• REQUIRED WORK
I need the records below restated word for word, without their pictures.

Excerpts from an interface dataset
***

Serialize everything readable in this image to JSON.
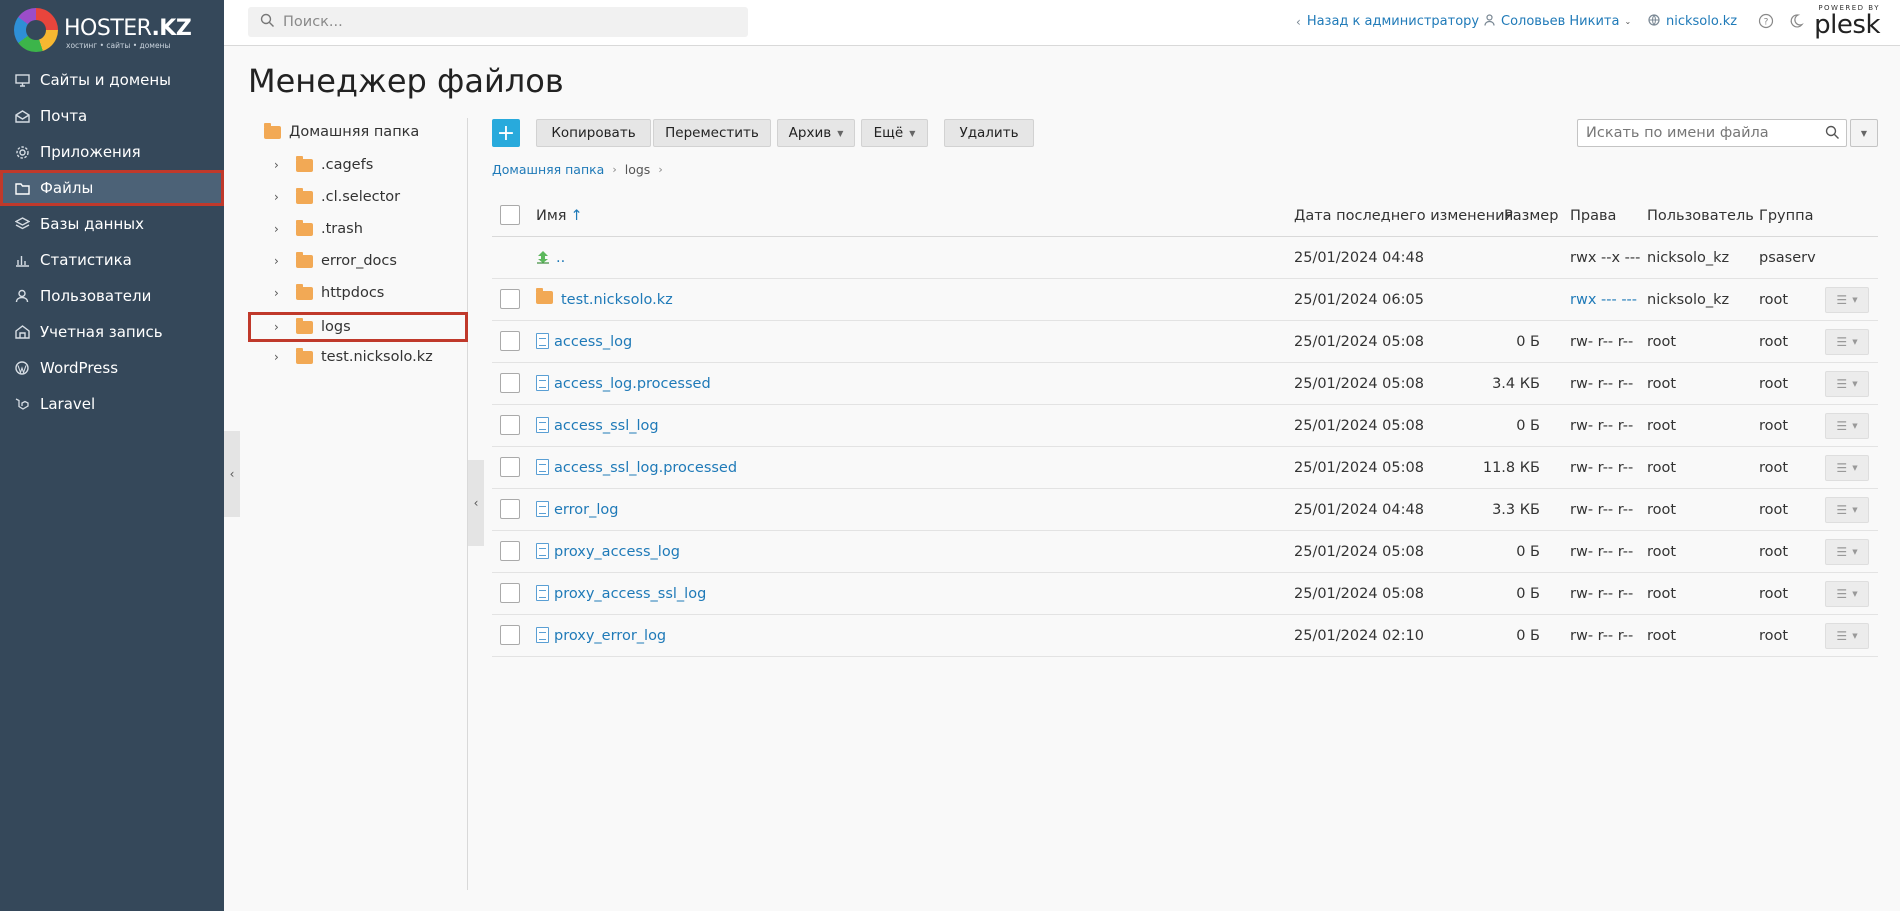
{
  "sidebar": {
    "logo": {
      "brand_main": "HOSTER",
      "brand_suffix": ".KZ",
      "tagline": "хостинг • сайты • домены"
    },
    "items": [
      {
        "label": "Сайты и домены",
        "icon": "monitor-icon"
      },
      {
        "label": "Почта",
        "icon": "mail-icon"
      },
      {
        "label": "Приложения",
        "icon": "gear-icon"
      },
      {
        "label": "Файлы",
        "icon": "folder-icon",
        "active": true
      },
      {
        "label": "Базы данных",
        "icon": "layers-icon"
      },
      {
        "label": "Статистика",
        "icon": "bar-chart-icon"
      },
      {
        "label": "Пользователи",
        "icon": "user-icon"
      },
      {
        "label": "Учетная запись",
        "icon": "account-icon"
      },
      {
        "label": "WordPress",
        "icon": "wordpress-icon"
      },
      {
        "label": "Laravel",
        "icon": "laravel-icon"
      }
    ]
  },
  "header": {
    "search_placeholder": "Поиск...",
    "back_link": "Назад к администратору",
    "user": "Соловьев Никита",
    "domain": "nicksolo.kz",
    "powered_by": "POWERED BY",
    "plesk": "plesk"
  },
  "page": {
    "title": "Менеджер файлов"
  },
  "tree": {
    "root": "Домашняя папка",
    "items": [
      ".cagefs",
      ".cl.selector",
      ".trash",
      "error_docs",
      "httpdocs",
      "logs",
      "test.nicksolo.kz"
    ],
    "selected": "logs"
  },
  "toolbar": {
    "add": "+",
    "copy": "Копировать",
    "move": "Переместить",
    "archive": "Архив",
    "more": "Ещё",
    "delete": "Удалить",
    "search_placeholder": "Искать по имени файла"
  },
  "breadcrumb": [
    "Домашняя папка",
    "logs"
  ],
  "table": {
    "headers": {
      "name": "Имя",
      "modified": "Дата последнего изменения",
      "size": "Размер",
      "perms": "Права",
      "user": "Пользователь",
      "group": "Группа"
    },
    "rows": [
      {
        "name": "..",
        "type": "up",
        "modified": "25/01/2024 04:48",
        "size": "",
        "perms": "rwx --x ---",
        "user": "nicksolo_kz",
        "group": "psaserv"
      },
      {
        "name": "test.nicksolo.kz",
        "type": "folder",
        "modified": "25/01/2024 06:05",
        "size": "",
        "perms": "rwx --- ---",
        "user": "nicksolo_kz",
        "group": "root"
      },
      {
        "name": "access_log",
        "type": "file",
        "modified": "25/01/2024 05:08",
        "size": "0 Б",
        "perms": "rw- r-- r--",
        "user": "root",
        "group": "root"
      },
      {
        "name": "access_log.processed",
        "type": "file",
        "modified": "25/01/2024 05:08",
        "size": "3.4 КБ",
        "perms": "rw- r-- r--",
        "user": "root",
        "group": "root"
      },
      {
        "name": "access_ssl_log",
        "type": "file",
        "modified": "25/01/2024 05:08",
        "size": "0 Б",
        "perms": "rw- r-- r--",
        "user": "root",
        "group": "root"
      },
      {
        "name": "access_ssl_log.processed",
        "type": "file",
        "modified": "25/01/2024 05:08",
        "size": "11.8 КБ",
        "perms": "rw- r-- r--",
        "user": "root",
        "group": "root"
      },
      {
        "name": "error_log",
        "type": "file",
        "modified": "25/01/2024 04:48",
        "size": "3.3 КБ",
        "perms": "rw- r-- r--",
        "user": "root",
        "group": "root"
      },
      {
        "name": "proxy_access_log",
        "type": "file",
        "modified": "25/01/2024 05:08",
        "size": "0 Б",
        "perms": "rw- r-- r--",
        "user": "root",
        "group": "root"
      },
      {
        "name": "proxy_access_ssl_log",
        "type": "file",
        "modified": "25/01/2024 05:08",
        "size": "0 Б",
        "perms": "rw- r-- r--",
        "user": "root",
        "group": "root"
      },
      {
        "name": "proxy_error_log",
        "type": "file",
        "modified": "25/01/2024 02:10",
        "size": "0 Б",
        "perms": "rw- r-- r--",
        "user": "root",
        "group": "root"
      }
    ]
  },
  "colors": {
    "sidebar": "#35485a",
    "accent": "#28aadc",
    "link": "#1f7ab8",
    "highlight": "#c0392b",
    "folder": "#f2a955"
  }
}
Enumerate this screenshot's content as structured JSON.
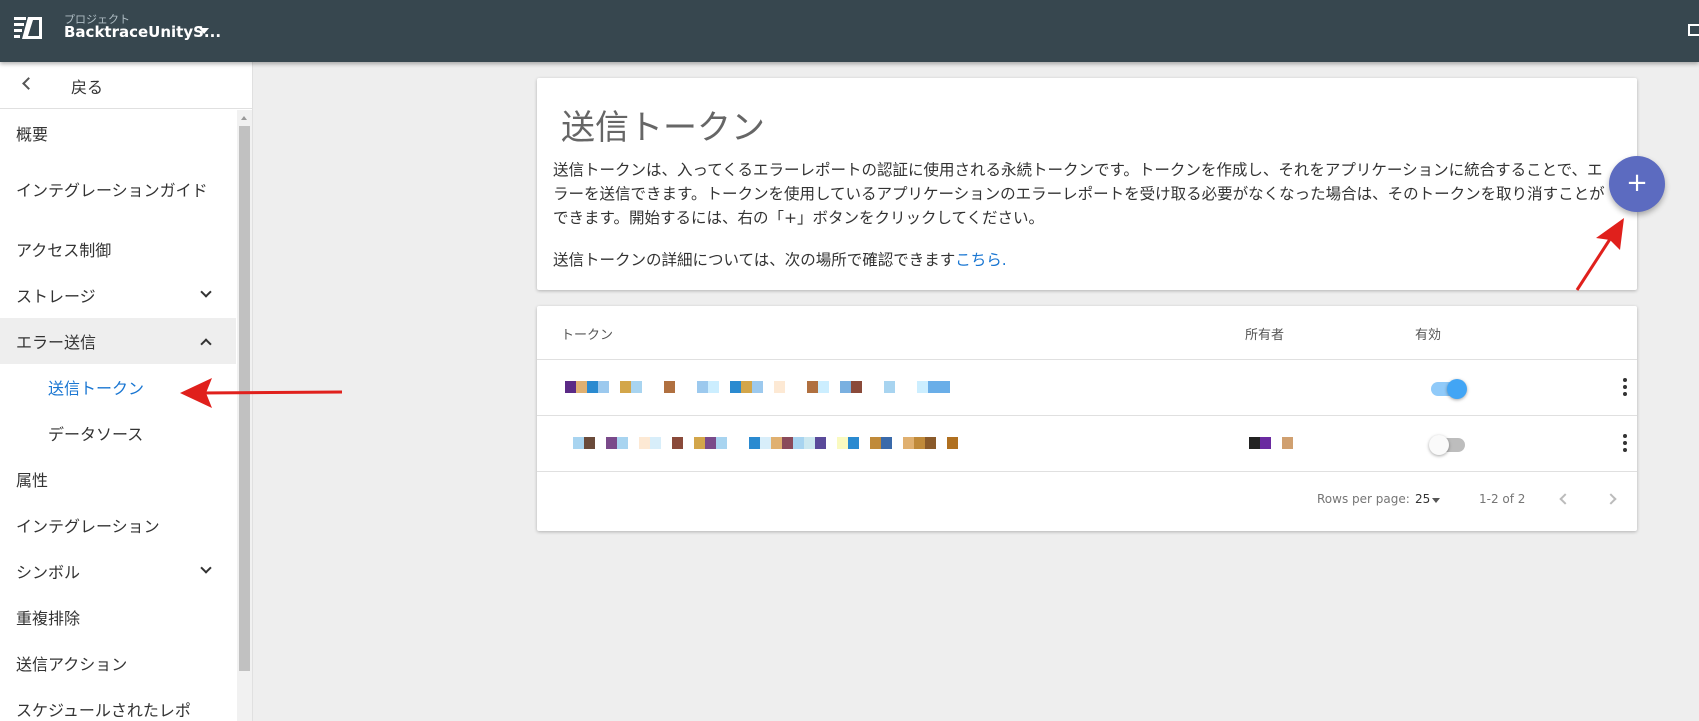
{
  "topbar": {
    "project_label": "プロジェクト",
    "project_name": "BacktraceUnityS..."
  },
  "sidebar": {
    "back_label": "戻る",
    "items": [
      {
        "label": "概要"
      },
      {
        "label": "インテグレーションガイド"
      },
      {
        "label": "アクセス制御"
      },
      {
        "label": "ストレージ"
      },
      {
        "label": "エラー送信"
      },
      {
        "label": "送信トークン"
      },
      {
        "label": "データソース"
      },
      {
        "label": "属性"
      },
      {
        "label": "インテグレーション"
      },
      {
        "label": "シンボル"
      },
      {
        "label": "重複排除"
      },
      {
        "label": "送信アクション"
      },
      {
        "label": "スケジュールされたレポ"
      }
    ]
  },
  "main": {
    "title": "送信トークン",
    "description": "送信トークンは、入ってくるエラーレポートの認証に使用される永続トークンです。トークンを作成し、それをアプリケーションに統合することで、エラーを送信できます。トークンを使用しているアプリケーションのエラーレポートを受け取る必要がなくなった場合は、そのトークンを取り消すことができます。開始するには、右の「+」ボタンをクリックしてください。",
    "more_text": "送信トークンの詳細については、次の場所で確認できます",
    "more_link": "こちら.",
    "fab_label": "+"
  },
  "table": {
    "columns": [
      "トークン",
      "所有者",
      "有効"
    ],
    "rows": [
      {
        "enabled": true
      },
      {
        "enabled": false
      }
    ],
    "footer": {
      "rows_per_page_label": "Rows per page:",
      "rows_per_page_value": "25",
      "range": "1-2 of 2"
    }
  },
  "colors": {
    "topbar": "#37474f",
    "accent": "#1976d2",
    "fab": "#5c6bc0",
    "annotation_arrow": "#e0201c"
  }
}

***

• RESULT OF THIS TASK
Serialize everything readable in this image to JSON.
{
  "sidebar": {
    "logo": {
      "brand_main": "HOSTER",
      "brand_suffix": ".KZ",
      "tagline": "хостинг • сайты • домены"
    },
    "items": [
      {
        "label": "Сайты и домены",
        "icon": "monitor-icon"
      },
      {
        "label": "Почта",
        "icon": "mail-icon"
      },
      {
        "label": "Приложения",
        "icon": "gear-icon"
      },
      {
        "label": "Файлы",
        "icon": "folder-icon",
        "active": true
      },
      {
        "label": "Базы данных",
        "icon": "layers-icon"
      },
      {
        "label": "Статистика",
        "icon": "bar-chart-icon"
      },
      {
        "label": "Пользователи",
        "icon": "user-icon"
      },
      {
        "label": "Учетная запись",
        "icon": "account-icon"
      },
      {
        "label": "WordPress",
        "icon": "wordpress-icon"
      },
      {
        "label": "Laravel",
        "icon": "laravel-icon"
      }
    ]
  },
  "header": {
    "search_placeholder": "Поиск...",
    "back_link": "Назад к администратору",
    "user": "Соловьев Никита",
    "domain": "nicksolo.kz",
    "powered_by": "POWERED BY",
    "plesk": "plesk"
  },
  "page": {
    "title": "Менеджер файлов"
  },
  "tree": {
    "root": "Домашняя папка",
    "items": [
      ".cagefs",
      ".cl.selector",
      ".trash",
      "error_docs",
      "httpdocs",
      "logs",
      "test.nicksolo.kz"
    ],
    "selected": "logs"
  },
  "toolbar": {
    "add": "+",
    "copy": "Копировать",
    "move": "Переместить",
    "archive": "Архив",
    "more": "Ещё",
    "delete": "Удалить",
    "search_placeholder": "Искать по имени файла"
  },
  "breadcrumb": [
    "Домашняя папка",
    "logs"
  ],
  "table": {
    "headers": {
      "name": "Имя",
      "modified": "Дата последнего изменения",
      "size": "Размер",
      "perms": "Права",
      "user": "Пользователь",
      "group": "Группа"
    },
    "rows": [
      {
        "name": "..",
        "type": "up",
        "modified": "25/01/2024 04:48",
        "size": "",
        "perms": "rwx --x ---",
        "user": "nicksolo_kz",
        "group": "psaserv"
      },
      {
        "name": "test.nicksolo.kz",
        "type": "folder",
        "modified": "25/01/2024 06:05",
        "size": "",
        "perms": "rwx --- ---",
        "user": "nicksolo_kz",
        "group": "root"
      },
      {
        "name": "access_log",
        "type": "file",
        "modified": "25/01/2024 05:08",
        "size": "0 Б",
        "perms": "rw- r-- r--",
        "user": "root",
        "group": "root"
      },
      {
        "name": "access_log.processed",
        "type": "file",
        "modified": "25/01/2024 05:08",
        "size": "3.4 КБ",
        "perms": "rw- r-- r--",
        "user": "root",
        "group": "root"
      },
      {
        "name": "access_ssl_log",
        "type": "file",
        "modified": "25/01/2024 05:08",
        "size": "0 Б",
        "perms": "rw- r-- r--",
        "user": "root",
        "group": "root"
      },
      {
        "name": "access_ssl_log.processed",
        "type": "file",
        "modified": "25/01/2024 05:08",
        "size": "11.8 КБ",
        "perms": "rw- r-- r--",
        "user": "root",
        "group": "root"
      },
      {
        "name": "error_log",
        "type": "file",
        "modified": "25/01/2024 04:48",
        "size": "3.3 КБ",
        "perms": "rw- r-- r--",
        "user": "root",
        "group": "root"
      },
      {
        "name": "proxy_access_log",
        "type": "file",
        "modified": "25/01/2024 05:08",
        "size": "0 Б",
        "perms": "rw- r-- r--",
        "user": "root",
        "group": "root"
      },
      {
        "name": "proxy_access_ssl_log",
        "type": "file",
        "modified": "25/01/2024 05:08",
        "size": "0 Б",
        "perms": "rw- r-- r--",
        "user": "root",
        "group": "root"
      },
      {
        "name": "proxy_error_log",
        "type": "file",
        "modified": "25/01/2024 02:10",
        "size": "0 Б",
        "perms": "rw- r-- r--",
        "user": "root",
        "group": "root"
      }
    ]
  },
  "colors": {
    "sidebar": "#35485a",
    "accent": "#28aadc",
    "link": "#1f7ab8",
    "highlight": "#c0392b",
    "folder": "#f2a955"
  }
}
Enumerate this screenshot's content as structured JSON.
{
  "topbar": {
    "project_label": "プロジェクト",
    "project_name": "BacktraceUnityS..."
  },
  "sidebar": {
    "back_label": "戻る",
    "items": [
      {
        "label": "概要"
      },
      {
        "label": "インテグレーションガイド"
      },
      {
        "label": "アクセス制御"
      },
      {
        "label": "ストレージ"
      },
      {
        "label": "エラー送信"
      },
      {
        "label": "送信トークン"
      },
      {
        "label": "データソース"
      },
      {
        "label": "属性"
      },
      {
        "label": "インテグレーション"
      },
      {
        "label": "シンボル"
      },
      {
        "label": "重複排除"
      },
      {
        "label": "送信アクション"
      },
      {
        "label": "スケジュールされたレポ"
      }
    ]
  },
  "main": {
    "title": "送信トークン",
    "description": "送信トークンは、入ってくるエラーレポートの認証に使用される永続トークンです。トークンを作成し、それをアプリケーションに統合することで、エラーを送信できます。トークンを使用しているアプリケーションのエラーレポートを受け取る必要がなくなった場合は、そのトークンを取り消すことができます。開始するには、右の「+」ボタンをクリックしてください。",
    "more_text": "送信トークンの詳細については、次の場所で確認できます",
    "more_link": "こちら.",
    "fab_label": "+"
  },
  "table": {
    "columns": [
      "トークン",
      "所有者",
      "有効"
    ],
    "rows": [
      {
        "enabled": true
      },
      {
        "enabled": false
      }
    ],
    "footer": {
      "rows_per_page_label": "Rows per page:",
      "rows_per_page_value": "25",
      "range": "1-2 of 2"
    }
  },
  "colors": {
    "topbar": "#37474f",
    "accent": "#1976d2",
    "fab": "#5c6bc0",
    "annotation_arrow": "#e0201c"
  }
}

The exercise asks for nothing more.